Kaka seems almost certain to leave Milan for Manchester City. Carlo Garganese believes that if the transfer goes through, it will represent the death of football.
AC Milan are the most internationally successful club in world football, with a prestige, history, class, and honor that most other teams can only dream of. Seventeen Scudetti, seven Champions League titles, three Intercontinental Cups, a never-ending list of past and current legends, including Rivera, Altafini, Baresi, Maldini, Van Basten, Ronaldinho - you could spend all day talking about the magnificent Milan.
Compare the Rossoneri to Manchester City. Two English league titles (in 1937 and 1968), and one European Cup Winners Cup in 1970, and that is pretty much the club’s history. The Citizens have not won a major honour for 40 years, nor have they even challenged, even dropping down to the third tier a decade ago, while their past greats such as Colin Bell and Francis Lee, despite being superb players, are hardly household continental names.

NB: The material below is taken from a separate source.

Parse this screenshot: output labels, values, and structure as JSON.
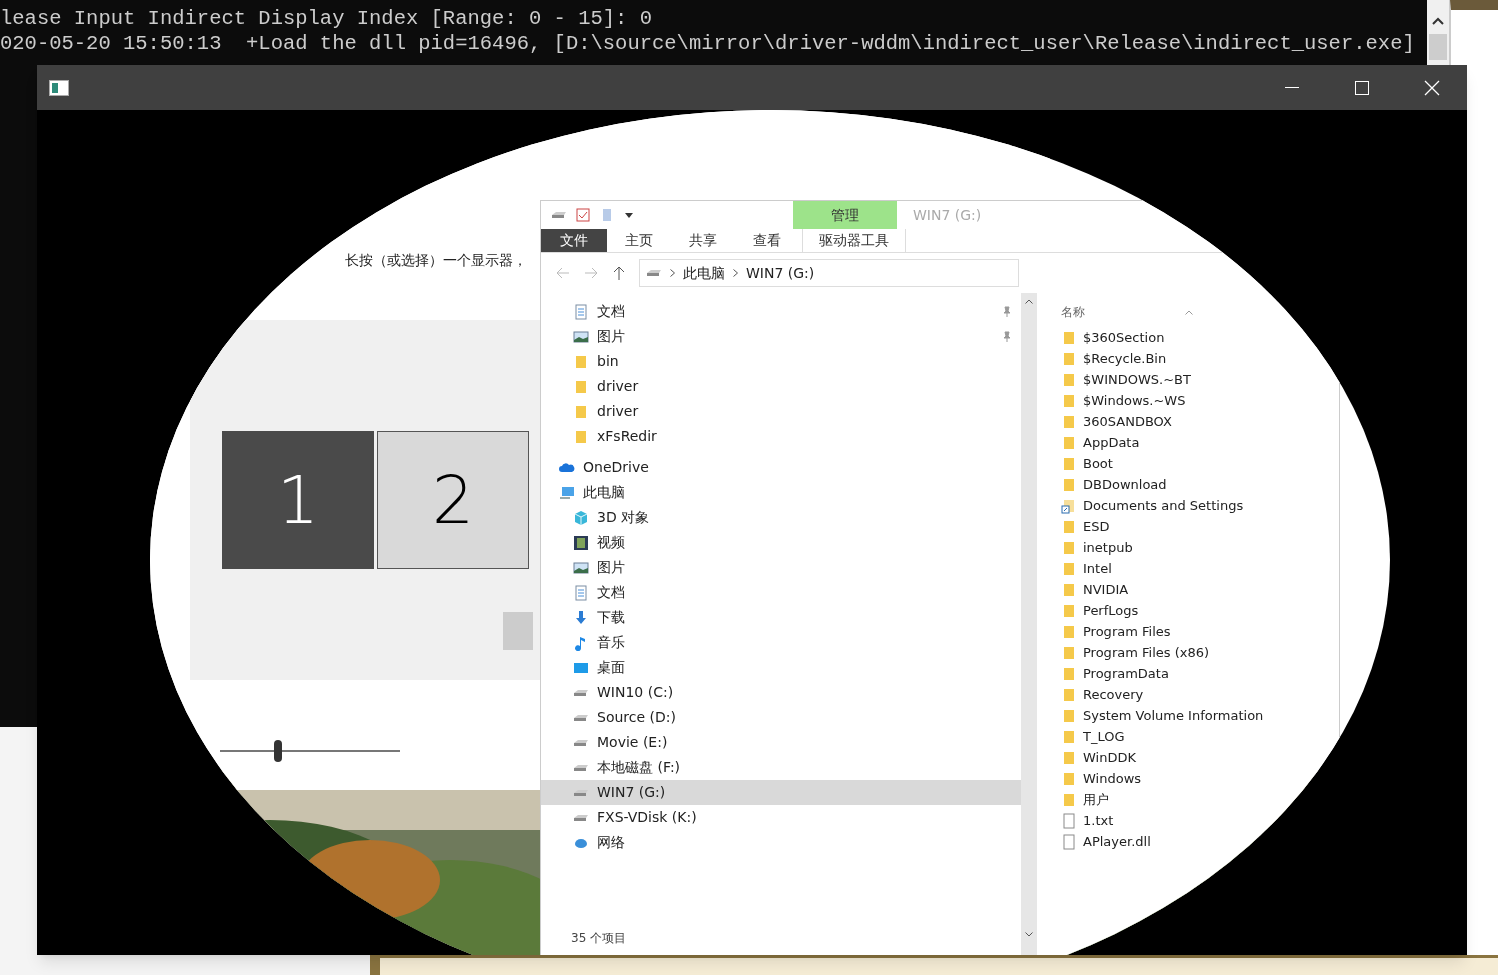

Milan are currently third in Serie A, with a realistic chance of fighting for the Scudetto. The most dominant club in the Champions League this decade, the Rossoneri are almost certain to return to Europe’s premier cup competition next season, and fight to win it. Meanwhile, Manchester City are floundering down in 15th place in the Premier League, just two points above the relegation zone. There is no hope of making the Champions League next season, while their only realistic chance of qualifying for Europe at all, will be to win the UEFA Cup this season.
Milan is one of the most revered cities in Europe, a capital of design and fashion, with culture, art, nightlife, and much, much more. Manchester, meanwhile, located far, far away from the centre of Europe, boasts nothing of cultural note, and hardly catches the eye like Milan, or even London, does.
So how could it be then that one of the world’s greatest footballers could possibly move from the prestigious Milan to the plastic Manchester City?
The simple answer is: money.
The English Premier League, with its billionaire foreign owners, propaganda marketing, and obscene television deals, has already done enough to destroy the splendour and tradition of the beautiful game, and if this Kaka deal passes through, it will be the death of football.
This time, there may be no return.
Some of the financial figures being banded around are quite horrific. Kaka will earn €15m a year after tax, while Milan will reportedly receive a transfer fee in excess of €112 million. What has the world come to?
I must point out before I get floods of complaints from Premier League apologists that I have no grudge against English football. This is purely a moral stance against the direction the Premier League has taken over the past four or five years, specifically since Roman Abramovich entered onto these shores, and helped turn football into a circus.
With the world financial crisis, there was some hope in my mind that football, and the Premier League in particular, may take a step backwards and begin to regain some of its purity and soul, but the imminent Kaka deal emphatically suggests otherwise.
Milan should not escape criticism though. They have been tempted by the devil and, like Adam, they could not resist the juicy-looking apple. The second symbol of Milan, after Paolo Maldini, has been sacrificed for a pot of dirty money. What will the Milan fans at San Siro do tonight to protest? It should make interesting viewing.
Michel Platini is the President of UEFA, and he needs to immediately lay out laws to prevent rich owners from spending what their clubs, as businesses, do not make. Whether this will be possible remains to be seen, and it probably is already too late.
The day the transfer of Kaka to Manchester City goes through will be marked down in history as the day football died.